India’s Business Standard comes out in favor of rewriting India’s antiquities laws to allow for a regulated trade:
Misplaced nationalism has led to the irredeemable loss of Indian antiquities – which are being smuggled out of the country, to be sold and bought by unscrupulous elements subscribing to its illegal trade. In the absence of a lawful business in antiquities, in which the exchequer stands to gain with every transaction, its unregulated, illicit trafficking has engendered a flourishing underground market. The notion that Indian art and antiquities must be collected only by Indians confined to geographical India is as flawed as the belief that anything over a hundred years old is antique and has inherent value. Now, the Centre is reportedly considering changes that will correct this problem, and allow for an open trade in antiquities. According to the Antiquities and Art Treasures Act of 1972, no person or agency other than the government can export antiques. Not only does this limit commercial activity, it curtails any opportunity for the exhibition of Indian artefacts by any agency other than the state.
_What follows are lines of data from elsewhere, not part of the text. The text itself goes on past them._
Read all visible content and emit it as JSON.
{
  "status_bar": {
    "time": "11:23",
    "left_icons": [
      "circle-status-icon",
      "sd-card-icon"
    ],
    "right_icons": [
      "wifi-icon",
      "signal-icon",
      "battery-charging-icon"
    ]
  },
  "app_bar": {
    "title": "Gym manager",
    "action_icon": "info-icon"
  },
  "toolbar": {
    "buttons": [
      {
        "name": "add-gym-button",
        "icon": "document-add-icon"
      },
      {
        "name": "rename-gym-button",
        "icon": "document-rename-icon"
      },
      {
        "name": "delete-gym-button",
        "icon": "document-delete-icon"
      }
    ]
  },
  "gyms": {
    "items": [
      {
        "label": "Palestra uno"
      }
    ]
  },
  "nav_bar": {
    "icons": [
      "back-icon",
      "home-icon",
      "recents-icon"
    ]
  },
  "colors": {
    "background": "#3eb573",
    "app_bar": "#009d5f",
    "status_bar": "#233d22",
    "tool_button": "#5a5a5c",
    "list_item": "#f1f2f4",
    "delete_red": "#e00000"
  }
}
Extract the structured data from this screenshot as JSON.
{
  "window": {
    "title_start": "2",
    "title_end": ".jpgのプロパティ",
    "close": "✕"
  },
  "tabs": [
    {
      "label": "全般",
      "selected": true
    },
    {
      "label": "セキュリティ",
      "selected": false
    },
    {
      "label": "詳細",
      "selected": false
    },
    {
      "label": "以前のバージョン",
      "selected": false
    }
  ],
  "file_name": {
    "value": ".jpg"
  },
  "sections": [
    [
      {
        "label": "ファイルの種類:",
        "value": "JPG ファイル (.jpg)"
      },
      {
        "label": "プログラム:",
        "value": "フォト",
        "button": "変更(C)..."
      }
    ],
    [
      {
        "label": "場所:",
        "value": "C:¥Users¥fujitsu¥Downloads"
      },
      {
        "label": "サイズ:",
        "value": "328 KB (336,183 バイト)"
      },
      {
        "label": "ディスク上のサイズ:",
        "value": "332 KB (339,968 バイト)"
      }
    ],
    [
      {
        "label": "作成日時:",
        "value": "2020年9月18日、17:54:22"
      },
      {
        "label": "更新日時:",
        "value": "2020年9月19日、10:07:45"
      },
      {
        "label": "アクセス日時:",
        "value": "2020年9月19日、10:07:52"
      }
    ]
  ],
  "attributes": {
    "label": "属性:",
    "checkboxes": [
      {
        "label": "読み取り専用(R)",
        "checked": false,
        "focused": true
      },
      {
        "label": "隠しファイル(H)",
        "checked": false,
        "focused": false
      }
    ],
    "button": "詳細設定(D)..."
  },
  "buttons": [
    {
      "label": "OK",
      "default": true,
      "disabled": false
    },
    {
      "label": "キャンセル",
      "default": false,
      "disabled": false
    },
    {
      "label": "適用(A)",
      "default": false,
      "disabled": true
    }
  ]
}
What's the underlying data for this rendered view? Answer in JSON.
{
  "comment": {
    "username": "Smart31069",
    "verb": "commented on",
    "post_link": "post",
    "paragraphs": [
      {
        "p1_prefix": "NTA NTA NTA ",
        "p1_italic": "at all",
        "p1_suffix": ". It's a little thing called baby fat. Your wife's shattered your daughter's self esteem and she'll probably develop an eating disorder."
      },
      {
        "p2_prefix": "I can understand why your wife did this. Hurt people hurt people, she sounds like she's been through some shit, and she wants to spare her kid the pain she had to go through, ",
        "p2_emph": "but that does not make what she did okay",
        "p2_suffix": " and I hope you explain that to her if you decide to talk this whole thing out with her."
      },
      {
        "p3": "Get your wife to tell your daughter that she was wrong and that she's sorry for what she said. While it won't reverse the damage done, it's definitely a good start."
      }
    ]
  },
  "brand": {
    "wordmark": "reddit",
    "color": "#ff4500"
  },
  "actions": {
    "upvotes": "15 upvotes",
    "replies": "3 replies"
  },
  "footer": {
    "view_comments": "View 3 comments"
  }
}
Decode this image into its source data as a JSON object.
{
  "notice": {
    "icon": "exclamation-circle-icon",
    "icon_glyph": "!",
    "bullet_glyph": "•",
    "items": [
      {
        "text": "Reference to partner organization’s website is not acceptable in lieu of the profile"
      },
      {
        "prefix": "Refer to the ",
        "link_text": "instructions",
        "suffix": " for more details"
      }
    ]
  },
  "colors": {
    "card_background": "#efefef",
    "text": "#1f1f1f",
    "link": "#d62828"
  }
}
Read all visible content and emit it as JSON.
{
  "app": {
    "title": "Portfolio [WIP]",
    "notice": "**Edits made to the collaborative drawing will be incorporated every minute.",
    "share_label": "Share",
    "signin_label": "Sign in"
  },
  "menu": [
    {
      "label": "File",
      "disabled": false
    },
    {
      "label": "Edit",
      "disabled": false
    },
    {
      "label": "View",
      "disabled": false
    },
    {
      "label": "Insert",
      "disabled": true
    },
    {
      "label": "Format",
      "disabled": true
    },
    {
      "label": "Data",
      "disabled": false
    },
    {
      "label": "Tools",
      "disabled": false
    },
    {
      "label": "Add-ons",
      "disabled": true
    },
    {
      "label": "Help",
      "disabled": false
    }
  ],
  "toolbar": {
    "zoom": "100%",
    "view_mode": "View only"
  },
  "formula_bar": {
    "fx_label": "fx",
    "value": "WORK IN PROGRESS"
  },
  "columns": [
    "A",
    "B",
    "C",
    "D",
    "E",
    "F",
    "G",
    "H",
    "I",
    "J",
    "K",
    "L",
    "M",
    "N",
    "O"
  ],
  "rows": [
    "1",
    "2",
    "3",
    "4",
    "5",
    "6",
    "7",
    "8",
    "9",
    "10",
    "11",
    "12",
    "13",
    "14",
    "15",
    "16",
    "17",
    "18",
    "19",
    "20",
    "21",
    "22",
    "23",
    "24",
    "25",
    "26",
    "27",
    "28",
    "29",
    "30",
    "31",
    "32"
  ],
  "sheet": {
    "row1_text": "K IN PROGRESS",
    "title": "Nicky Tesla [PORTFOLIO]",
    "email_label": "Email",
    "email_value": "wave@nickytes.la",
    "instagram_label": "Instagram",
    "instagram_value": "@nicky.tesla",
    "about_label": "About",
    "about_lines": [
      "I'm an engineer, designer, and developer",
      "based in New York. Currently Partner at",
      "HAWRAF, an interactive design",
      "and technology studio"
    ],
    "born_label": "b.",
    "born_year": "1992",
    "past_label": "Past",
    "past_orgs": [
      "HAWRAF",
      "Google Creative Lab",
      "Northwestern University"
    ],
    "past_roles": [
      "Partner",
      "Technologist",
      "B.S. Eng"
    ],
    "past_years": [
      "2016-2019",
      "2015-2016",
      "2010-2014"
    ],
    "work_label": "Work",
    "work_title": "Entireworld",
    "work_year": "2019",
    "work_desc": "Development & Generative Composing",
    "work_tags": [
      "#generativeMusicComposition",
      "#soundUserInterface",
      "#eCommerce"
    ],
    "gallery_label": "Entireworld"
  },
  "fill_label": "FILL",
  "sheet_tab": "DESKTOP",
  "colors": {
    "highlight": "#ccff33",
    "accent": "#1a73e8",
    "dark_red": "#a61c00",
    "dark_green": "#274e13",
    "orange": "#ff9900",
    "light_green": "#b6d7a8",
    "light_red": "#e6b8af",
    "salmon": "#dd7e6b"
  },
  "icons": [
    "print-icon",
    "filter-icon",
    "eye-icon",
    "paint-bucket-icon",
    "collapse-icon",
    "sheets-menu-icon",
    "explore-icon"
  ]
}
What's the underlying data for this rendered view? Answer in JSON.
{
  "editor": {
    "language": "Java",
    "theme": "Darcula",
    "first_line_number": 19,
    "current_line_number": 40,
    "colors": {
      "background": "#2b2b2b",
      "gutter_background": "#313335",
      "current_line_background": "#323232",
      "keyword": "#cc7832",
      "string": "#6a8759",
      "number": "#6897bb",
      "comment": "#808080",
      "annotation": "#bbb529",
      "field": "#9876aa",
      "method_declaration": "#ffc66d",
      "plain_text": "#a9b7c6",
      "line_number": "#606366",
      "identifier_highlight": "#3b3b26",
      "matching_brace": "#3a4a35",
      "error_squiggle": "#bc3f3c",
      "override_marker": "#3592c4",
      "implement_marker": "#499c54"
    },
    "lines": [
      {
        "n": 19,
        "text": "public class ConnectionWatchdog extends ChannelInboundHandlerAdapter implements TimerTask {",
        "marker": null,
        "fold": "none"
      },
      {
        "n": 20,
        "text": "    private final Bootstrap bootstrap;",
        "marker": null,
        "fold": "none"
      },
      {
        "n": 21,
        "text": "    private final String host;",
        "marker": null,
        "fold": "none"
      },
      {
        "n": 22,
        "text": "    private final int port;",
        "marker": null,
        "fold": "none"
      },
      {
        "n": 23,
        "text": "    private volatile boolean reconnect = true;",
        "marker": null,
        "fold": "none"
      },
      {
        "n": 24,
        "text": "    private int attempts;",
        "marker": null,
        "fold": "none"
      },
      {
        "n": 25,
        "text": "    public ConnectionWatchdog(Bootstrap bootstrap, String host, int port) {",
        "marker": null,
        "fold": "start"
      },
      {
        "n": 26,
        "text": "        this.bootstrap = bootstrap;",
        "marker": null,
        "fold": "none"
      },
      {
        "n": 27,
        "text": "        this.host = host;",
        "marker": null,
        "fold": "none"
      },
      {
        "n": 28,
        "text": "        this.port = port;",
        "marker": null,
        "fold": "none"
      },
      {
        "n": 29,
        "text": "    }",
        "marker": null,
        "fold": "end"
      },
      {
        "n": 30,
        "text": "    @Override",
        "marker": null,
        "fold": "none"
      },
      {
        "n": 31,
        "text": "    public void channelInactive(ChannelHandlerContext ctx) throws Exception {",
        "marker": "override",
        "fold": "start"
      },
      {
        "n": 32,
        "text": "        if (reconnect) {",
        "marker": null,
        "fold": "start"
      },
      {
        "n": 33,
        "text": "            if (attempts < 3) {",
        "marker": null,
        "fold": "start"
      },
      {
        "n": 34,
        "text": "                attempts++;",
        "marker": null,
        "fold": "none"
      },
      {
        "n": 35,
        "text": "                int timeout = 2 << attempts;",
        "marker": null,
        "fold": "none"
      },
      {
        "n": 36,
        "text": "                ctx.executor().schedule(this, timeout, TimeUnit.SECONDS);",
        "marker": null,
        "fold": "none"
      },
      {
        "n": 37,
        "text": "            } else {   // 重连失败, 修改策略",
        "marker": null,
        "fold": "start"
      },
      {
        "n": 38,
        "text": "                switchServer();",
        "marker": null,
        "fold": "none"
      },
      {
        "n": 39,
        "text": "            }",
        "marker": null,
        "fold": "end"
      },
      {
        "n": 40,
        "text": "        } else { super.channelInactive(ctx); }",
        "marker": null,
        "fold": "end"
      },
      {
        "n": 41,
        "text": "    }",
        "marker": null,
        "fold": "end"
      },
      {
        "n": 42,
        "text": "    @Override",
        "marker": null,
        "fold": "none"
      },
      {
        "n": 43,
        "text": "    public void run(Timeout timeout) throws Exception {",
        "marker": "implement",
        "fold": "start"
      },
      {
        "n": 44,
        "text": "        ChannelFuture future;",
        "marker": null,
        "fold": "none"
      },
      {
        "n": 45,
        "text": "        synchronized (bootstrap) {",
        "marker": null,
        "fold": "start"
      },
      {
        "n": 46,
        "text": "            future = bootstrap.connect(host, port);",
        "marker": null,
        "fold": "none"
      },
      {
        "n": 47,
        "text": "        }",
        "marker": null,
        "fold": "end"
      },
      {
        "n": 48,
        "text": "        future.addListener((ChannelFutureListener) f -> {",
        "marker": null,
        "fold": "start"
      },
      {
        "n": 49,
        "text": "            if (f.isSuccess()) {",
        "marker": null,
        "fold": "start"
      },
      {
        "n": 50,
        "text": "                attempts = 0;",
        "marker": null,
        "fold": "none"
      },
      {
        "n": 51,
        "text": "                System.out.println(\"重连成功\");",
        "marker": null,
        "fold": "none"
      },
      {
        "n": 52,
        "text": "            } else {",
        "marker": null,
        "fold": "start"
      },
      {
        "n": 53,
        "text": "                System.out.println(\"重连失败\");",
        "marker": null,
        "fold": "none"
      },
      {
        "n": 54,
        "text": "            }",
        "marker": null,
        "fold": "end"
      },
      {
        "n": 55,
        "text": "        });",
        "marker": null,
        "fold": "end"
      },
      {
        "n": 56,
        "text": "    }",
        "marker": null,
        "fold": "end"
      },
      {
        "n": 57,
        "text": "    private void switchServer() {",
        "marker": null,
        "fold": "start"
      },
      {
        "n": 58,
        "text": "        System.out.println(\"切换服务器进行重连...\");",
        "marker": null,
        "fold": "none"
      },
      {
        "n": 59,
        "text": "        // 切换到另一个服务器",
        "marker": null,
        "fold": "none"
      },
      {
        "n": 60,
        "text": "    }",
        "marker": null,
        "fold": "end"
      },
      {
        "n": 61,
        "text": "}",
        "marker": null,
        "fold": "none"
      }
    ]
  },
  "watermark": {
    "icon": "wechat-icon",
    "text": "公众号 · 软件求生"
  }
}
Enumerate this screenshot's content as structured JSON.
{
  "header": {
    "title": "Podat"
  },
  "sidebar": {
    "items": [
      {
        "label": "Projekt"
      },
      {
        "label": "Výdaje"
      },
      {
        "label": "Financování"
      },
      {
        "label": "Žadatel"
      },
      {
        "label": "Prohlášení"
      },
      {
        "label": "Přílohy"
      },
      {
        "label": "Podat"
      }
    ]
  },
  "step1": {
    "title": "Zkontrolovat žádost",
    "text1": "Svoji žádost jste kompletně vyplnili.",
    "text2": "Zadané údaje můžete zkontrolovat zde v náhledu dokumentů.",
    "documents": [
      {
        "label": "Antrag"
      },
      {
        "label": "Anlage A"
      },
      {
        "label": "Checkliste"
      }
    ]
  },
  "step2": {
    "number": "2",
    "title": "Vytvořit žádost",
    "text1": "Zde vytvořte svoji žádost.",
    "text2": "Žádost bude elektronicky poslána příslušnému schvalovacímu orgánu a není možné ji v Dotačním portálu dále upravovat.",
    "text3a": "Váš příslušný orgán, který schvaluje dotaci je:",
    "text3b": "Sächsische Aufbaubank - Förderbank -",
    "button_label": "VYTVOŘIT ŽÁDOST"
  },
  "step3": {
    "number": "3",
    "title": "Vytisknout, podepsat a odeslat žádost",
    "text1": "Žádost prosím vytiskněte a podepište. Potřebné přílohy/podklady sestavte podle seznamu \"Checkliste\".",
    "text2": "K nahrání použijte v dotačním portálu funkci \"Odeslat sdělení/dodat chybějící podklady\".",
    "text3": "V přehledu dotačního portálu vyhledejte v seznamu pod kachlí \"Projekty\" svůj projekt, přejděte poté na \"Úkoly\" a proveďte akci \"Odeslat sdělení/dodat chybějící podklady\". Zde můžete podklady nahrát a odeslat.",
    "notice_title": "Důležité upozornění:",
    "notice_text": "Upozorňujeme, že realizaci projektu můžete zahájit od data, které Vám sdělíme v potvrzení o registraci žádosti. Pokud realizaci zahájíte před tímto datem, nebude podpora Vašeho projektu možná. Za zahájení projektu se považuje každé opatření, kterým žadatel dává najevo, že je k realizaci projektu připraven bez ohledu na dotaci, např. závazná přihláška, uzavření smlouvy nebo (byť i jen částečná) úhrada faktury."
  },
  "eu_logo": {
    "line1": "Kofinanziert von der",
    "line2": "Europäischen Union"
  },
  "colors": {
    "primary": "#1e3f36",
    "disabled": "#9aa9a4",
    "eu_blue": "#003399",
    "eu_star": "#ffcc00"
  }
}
The changes to the Act, thus, are aimed at containing unethical dealings while strengthening domestic and international markets for antiquities.
In an antique trade (Business Standard Editorials)